The new director of Heinz Foodservice, Phil Jones, has only been in the job for a shade under six months, but already he has changed its structure and the way it operates.
When he took the job, Jones said he intended to grow the business by 25%-35% over the next three years and he has been given the resources to build up his team and has an ambitious programme of new product development in the pipeline.
His overall team has grown by 17 people to 55 people and the national account team has been restructured to put greater focus on the end users of the products as well as developing new capability in the wholesale channel. Jones says Heinz has always operated a push through strategy, but the greater focus on end users will help wholesalers by pulling through product.
The overall strategy, he says, will be to grow business with existing customers, as well as acquiring new customers. He explains: “With existing customers, particularly wholesalers, we are making sure we have equipped them with the right range for the customers they service and improved their distribution.”
His reshaped business development team will also be looking to acquire new customers by working with delivered wholesalers’ and cash and carries’ sales teams to bring in new independent trade and smaller multiples, as well as driving national accounts.
He says there is extensive funding for new product development and adds: “We are developing specific NPD for the foodservice sector and we will be looking for incremental growth from products that don’t even exist yet.”
Jones says the company is looking to develop its relationships with wholesalers. “We are now building some really strong alliances. We’ve had relationships for a number of years but at this point it’s more about getting the relationship right, what we can focus on together and what we can measure ourselves against.”
With some larger customers in the delivered and cash and carry sectors Heinz is also looking to develop joint business plans. Jones says: “We want to understand what are the key metrics of the wholesaler or cash and carry’s business and where do our brands fit into that so we agree on what allows us to move forward.

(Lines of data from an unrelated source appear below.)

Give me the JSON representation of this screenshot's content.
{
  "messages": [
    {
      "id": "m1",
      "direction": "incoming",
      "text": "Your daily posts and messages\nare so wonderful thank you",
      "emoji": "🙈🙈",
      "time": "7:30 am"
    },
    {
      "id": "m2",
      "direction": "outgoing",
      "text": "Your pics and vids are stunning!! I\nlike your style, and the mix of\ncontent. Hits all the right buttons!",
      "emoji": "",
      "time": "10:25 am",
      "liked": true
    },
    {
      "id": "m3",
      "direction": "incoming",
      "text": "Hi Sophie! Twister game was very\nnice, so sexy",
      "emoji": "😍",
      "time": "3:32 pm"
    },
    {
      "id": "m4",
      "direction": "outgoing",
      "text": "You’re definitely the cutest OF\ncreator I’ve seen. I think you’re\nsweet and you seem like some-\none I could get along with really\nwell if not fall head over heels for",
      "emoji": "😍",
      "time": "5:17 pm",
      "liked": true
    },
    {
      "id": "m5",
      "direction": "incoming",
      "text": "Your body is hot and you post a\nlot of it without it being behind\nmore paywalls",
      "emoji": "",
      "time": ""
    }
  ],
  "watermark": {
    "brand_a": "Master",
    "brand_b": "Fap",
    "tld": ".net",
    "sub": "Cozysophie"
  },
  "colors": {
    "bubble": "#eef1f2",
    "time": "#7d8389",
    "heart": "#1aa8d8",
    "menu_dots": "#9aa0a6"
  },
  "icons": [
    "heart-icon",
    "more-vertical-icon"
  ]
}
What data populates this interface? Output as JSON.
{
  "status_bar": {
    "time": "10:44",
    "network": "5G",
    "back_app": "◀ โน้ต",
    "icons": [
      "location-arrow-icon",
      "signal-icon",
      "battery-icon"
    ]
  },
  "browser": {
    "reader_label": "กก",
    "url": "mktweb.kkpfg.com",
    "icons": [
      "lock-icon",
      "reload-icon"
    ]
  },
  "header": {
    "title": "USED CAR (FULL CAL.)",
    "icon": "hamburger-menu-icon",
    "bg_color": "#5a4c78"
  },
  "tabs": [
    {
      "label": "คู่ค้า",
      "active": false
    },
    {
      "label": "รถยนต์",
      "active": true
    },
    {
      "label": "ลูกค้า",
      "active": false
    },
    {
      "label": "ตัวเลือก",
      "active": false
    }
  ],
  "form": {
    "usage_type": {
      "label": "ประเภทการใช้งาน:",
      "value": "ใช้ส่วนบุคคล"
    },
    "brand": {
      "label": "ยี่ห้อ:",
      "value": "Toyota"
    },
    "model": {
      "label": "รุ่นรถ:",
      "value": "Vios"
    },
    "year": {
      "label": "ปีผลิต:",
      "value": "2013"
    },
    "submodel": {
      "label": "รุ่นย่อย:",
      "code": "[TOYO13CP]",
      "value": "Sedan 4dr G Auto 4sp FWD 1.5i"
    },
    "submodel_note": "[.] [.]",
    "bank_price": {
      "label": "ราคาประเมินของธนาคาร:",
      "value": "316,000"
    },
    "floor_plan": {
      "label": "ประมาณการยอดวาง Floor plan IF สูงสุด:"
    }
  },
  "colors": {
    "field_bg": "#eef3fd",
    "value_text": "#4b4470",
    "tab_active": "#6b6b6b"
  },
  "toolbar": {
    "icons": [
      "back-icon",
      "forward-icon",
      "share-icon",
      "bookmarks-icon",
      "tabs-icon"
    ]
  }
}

But the key is how to make sure that the product that goes in is not just well planned in size and so forth, but there is a programme through to the outlet as well so there is a clear business plan all the way through.”
Jones is also in the process of recruiting an agency to provide third party sales people who will work alongside the big hotels and the cash and carries to help execute any new products that Heinz brings to market.
Jones says that one of the factors that attracted him to Heinz was working with such a well known and respected brand. He moved from another household name, Coca-Cola, where he had worked for 18 years. He started on the wholesale segment of the Features > Business, before spending 12 years on the foodservice side, during which time he managed most of the business sectors it served. Most recently he managed the company’s account with Tesco.
Heinz is one of the few household brand names involved in the foodservice sector, and Jones sees this as a strong selling point. “Our products give consumers confidence in an establishment because it has brands that they recognise and understand.” He says research carried out by Heinz, switching establishments from non branded to branded sauces showed a sales uplift of 20%.
The Heinz Foodservice product range covers three main sectors: condiments and sauces; beans pasta meals and infant feeding; and soup. Condiments and sauces account for about 70% of the foodservice Features > Business, and Jones says: “While we are obviously looking to accelerate that, we are also looking to expand into the back of house with newly acquired brands such as Amoy, and into food on the go with new launches like Big Eat.”